Document Type

Campus Access Dissertation

Degree Name

Doctor of Philosophy in Civil Engineering (PhD)

Administrative Home Department

Department of Civil and Environmental Engineering

Advisor 1

Zhanping You

Advisor 2

Qingli Dai

Committee Member 1

Jacob Hiller

Committee Member 2

Patricia Heiden


Foamed asphalt (water-foamed asphalt in this study) is formed by combining hot asphalt with a small amount of cold water, while emulsified asphalt is simply a suspension of small asphalt cement globules in water, which is assisted by an emulsifying agent (or surfactant). The foaming and emulsifying processes are the water-based physical and chemical processes in decreasing the apparent viscosity of asphalt, respectively. Both foamed and emulsified asphalt materials containing some free water, and have been widely used in the cold, half-warm, and warm mix asphalt productions. Also, the pavement surface treatments and maintenances are involved in these asphalt materials. However, it is limited to a profound understanding of mechanical performance and corresponding physicochemical properties. The objectives of this study are 1) to characterize the rheological properties of foamed and emulsified asphalt materials, 2) and to evaluate the mechanical properties of its mixtures in the applications of pavement construction, surface treatments, and pavement maintenances.

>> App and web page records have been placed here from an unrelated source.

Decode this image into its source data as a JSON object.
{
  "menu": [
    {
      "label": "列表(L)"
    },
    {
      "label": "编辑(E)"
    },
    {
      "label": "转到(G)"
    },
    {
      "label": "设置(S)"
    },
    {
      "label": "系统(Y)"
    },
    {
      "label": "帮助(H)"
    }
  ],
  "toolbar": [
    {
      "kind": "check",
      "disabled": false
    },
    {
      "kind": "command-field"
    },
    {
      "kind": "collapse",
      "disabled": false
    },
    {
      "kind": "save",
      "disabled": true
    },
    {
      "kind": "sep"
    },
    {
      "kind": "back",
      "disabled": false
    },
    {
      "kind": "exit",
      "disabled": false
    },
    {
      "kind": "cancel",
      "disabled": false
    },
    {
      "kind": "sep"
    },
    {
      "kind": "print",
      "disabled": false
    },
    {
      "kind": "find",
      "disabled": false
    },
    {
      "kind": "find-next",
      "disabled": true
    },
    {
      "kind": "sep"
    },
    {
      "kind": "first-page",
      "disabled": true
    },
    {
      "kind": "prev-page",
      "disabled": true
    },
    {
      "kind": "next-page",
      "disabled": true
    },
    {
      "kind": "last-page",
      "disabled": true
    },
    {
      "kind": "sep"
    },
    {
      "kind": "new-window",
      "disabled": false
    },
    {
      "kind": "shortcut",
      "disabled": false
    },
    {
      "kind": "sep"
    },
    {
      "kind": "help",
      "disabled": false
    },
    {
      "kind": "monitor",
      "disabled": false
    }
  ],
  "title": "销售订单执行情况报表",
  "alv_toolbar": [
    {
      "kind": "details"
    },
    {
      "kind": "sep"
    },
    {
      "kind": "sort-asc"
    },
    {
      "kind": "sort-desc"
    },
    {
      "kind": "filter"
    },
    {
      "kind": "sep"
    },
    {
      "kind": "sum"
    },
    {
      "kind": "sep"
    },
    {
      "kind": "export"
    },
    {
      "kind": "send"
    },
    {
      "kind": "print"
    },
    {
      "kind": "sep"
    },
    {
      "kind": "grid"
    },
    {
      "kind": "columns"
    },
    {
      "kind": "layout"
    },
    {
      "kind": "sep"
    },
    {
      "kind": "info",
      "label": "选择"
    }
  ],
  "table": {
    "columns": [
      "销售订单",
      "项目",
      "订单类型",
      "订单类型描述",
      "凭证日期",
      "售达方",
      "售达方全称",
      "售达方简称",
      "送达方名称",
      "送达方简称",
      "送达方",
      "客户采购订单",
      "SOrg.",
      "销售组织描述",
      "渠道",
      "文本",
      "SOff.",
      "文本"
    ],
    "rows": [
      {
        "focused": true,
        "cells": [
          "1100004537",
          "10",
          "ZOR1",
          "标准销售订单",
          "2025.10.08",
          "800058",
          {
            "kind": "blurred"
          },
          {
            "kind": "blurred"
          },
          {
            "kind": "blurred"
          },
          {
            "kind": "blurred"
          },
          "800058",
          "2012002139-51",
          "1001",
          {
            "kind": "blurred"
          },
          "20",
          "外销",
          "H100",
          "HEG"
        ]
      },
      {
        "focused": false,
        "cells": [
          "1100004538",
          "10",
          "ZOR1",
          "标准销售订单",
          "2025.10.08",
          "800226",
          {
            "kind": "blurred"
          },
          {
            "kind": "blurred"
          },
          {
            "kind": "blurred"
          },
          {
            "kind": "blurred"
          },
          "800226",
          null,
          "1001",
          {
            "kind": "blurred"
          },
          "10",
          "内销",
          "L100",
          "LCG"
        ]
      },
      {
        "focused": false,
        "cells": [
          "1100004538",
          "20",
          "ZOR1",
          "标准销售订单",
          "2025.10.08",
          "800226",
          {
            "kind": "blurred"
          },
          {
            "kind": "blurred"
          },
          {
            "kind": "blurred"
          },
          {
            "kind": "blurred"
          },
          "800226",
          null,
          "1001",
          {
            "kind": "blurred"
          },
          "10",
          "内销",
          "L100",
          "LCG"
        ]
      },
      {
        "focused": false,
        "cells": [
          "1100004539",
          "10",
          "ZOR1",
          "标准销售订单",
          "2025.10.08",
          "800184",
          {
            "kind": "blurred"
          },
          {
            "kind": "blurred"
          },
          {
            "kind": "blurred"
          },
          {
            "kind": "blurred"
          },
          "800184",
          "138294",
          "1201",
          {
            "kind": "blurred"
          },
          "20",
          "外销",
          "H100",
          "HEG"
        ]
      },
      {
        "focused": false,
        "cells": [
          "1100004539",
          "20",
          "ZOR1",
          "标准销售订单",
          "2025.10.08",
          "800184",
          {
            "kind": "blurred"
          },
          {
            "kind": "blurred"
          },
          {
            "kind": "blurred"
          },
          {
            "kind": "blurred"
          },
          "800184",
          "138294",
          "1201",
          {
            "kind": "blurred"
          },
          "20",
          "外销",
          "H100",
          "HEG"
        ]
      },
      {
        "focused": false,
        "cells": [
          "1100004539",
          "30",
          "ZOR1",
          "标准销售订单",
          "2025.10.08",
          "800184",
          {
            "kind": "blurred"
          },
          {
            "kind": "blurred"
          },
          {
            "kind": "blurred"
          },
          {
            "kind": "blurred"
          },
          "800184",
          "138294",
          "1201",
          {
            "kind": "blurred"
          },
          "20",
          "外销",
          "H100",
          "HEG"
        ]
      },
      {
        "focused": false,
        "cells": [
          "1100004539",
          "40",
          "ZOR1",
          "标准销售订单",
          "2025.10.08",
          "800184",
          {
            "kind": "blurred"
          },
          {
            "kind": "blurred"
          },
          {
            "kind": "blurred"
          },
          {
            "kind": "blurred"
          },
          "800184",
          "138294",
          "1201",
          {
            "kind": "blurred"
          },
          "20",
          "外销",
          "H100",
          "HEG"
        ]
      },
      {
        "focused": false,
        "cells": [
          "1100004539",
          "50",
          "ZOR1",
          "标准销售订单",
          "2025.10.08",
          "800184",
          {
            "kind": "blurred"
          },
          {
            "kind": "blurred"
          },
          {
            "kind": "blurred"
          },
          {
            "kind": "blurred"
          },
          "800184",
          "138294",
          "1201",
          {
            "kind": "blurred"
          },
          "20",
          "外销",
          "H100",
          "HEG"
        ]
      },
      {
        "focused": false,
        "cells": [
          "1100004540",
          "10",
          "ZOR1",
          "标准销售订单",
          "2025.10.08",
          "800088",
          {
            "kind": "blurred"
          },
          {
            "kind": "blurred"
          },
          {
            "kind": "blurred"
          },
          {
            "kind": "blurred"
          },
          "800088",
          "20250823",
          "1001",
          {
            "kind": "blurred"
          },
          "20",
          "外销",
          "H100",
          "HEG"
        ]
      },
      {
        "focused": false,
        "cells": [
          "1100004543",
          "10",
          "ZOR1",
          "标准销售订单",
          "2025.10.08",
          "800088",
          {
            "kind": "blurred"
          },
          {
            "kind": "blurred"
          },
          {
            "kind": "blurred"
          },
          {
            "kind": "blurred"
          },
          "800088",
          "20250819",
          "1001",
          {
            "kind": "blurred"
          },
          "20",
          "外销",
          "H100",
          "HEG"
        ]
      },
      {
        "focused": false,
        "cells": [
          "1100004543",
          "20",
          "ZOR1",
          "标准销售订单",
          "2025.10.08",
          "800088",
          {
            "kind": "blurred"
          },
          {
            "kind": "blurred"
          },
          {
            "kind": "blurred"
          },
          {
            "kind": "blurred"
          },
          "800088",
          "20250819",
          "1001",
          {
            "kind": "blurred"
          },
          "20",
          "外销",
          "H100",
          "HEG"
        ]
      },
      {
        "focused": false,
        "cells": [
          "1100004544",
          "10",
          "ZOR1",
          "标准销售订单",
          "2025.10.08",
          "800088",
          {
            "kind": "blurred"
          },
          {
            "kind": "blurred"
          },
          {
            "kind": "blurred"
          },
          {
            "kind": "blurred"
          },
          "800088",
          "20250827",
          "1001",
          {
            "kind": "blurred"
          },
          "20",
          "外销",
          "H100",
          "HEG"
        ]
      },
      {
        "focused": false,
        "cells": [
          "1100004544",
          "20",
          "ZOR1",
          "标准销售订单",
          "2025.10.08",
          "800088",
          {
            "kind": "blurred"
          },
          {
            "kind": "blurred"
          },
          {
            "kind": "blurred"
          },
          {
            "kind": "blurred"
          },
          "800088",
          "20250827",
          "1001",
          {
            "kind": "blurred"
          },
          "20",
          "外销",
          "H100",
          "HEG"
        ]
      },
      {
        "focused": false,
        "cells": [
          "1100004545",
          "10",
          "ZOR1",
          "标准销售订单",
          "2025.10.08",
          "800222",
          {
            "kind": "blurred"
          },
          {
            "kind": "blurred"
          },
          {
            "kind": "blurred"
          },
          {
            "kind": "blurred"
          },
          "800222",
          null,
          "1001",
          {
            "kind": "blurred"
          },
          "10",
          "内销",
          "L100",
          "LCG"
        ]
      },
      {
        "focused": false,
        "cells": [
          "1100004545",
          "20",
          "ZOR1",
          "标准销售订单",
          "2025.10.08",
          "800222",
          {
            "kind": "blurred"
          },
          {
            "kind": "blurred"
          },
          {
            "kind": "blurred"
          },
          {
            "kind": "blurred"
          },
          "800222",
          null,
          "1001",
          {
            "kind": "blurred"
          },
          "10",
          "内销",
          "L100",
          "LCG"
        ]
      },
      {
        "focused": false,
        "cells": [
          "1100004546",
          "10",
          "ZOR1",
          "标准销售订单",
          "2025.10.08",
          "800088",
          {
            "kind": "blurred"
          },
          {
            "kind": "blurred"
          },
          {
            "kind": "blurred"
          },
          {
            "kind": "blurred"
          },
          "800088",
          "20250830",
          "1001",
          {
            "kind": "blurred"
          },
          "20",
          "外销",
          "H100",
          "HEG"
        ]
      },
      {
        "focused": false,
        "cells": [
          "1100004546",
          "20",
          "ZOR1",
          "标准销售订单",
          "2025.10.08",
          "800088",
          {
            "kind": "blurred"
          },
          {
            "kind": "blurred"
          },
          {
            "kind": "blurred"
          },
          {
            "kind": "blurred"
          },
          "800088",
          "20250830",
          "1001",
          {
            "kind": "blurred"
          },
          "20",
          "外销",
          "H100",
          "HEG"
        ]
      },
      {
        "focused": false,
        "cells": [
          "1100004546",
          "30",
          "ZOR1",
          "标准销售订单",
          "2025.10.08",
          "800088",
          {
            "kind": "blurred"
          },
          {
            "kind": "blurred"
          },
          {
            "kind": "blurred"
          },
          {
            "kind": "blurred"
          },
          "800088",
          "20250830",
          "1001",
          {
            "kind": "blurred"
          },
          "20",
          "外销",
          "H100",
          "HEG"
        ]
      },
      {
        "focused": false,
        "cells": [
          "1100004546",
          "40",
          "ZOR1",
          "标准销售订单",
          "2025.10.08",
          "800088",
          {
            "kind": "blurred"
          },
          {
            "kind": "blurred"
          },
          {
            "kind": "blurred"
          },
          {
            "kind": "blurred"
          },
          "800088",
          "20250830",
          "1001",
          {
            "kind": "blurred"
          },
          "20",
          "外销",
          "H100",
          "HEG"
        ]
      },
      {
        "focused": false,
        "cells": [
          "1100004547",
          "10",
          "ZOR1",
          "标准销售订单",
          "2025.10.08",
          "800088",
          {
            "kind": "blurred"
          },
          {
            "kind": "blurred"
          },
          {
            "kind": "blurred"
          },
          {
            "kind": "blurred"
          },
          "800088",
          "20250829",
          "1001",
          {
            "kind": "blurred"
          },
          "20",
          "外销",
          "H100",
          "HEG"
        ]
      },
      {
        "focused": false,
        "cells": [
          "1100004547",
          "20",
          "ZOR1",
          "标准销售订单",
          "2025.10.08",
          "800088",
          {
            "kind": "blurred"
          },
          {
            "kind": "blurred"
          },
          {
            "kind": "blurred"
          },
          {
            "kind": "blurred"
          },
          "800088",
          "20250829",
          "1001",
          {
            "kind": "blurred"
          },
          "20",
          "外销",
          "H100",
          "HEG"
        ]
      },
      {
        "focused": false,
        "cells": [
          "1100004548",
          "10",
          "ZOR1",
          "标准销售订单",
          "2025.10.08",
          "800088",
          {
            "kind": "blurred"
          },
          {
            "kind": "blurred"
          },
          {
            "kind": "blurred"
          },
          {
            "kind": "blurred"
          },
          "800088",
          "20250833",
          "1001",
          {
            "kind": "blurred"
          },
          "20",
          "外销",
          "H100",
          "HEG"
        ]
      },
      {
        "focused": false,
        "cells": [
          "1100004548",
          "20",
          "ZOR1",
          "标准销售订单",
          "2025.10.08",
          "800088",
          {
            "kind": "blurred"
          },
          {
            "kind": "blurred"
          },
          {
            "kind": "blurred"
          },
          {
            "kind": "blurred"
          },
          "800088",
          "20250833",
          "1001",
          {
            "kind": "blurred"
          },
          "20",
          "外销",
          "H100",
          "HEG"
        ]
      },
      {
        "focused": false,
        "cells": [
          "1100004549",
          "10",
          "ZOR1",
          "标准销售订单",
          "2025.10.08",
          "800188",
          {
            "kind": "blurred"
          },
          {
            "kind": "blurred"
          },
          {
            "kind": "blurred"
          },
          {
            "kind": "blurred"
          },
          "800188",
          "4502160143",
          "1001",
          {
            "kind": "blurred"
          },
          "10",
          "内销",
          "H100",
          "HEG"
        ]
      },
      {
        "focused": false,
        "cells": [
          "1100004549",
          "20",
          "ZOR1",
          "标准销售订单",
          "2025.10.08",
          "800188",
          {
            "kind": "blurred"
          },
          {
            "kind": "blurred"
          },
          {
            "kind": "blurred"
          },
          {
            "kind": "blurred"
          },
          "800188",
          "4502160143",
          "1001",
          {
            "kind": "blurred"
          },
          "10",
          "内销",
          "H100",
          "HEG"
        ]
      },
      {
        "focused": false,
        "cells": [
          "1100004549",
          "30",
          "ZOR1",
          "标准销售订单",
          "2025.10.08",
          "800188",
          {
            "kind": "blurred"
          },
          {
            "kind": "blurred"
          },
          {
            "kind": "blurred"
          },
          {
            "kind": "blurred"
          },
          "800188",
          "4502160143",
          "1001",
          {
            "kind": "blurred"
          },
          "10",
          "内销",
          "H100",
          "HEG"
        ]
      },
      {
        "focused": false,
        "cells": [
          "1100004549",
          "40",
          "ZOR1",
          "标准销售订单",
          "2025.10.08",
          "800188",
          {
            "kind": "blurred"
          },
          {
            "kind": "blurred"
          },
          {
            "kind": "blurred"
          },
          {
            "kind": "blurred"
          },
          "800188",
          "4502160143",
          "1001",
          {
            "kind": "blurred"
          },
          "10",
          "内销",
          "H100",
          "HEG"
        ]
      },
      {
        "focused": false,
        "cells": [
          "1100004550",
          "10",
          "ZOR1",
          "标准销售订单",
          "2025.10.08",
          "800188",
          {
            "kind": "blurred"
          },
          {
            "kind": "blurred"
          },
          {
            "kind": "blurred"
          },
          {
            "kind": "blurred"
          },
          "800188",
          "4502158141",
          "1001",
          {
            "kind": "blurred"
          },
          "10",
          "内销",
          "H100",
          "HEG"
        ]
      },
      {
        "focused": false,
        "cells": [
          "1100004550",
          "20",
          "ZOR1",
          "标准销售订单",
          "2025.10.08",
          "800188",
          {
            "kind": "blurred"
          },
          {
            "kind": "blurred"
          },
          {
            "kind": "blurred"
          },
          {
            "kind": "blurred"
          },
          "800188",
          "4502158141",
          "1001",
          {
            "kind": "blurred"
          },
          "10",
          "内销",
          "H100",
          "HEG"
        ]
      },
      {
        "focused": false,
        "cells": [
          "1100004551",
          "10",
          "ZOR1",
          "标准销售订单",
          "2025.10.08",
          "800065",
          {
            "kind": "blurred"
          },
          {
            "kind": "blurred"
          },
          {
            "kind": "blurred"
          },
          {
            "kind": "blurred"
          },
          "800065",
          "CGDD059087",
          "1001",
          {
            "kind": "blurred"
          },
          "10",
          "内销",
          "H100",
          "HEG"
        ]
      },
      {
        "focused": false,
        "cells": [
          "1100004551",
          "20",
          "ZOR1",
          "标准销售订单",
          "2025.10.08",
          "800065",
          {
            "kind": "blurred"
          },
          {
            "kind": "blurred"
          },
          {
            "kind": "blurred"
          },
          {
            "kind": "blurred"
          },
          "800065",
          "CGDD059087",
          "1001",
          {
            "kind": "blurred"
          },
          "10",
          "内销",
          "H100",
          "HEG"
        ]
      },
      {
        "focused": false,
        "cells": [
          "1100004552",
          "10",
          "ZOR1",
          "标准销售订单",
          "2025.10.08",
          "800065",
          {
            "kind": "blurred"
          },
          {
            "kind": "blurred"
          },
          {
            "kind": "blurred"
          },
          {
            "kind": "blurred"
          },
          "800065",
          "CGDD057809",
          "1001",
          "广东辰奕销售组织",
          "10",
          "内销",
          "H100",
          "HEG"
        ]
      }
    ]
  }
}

The rheological behavior of foamed asphalt was measured at various temperatures and with different water content can provide the apparent viscosity and agitation torque of the foamed asphalt. Besides, according to the dynamic foaming processes of the foamed asphalt, this study successfully applied the dynamic movement of water vapor or bubble in foamed asphalt to disperse the nano hydrated lime (NHL) particles in the suspensions into the asphalt. The dispersion condition and the microstructure of the nanoparticles in the asphalt were evaluated via scanning electron microscopy (SEM) and X-ray diffraction (XRD), respectively. A surfactant of sodium dodecylbenzene sulfonate was added to the water to form suspensions before inserted into the hot asphalt. Also, the study characterized the impacts of the foaming condition and the multiple freeze-thaw cycles on the laboratory tensile strength tests via Materials Testing System (MTS) of the foamed asphalt mixtures. Then, the nondestructive ultrasonic direct test was applied to assess the foamed asphalt mixture damage level after the multiple freeze-thaw cycles.

Meanwhile, for another kind of asphalt material containing free water (emulsified asphalt), the interactions of asphalt and water in the emulsified asphalt were characterized first. The moisture (or water) retention of emulsified asphalts during the oven heating was applied to assess the emulsification stability at different acidic and alkaline levels. The dynamic shear rheometer (DSR) experiments characterized the apparent viscosity and rutting indicator as to the parameters for expressing the rheological properties of both emulsified asphalts and the individual residues. The Fourier-transform infrared spectroscopy (FT/IR) analyzed the interactions of asphalt and water in emulsified asphalt from the perspective of molecular chemistry. After that, the application of emulsified asphalt on pavement maintenance; the example of chip-seal was involved. These studies tested the adhesion, interface bond strength, and shear bond strength for the pavement underlying chip-seal. Two innovative laboratory chip-seal tests, Michigan Tech’s interface bond test (IBT) and Michigan Tech’s shear bond test (SBT), were developed in this study. The testing results concluded that the new developed chip-seal tests are useful in evaluating the bonding performance between the chip-seal and pavements.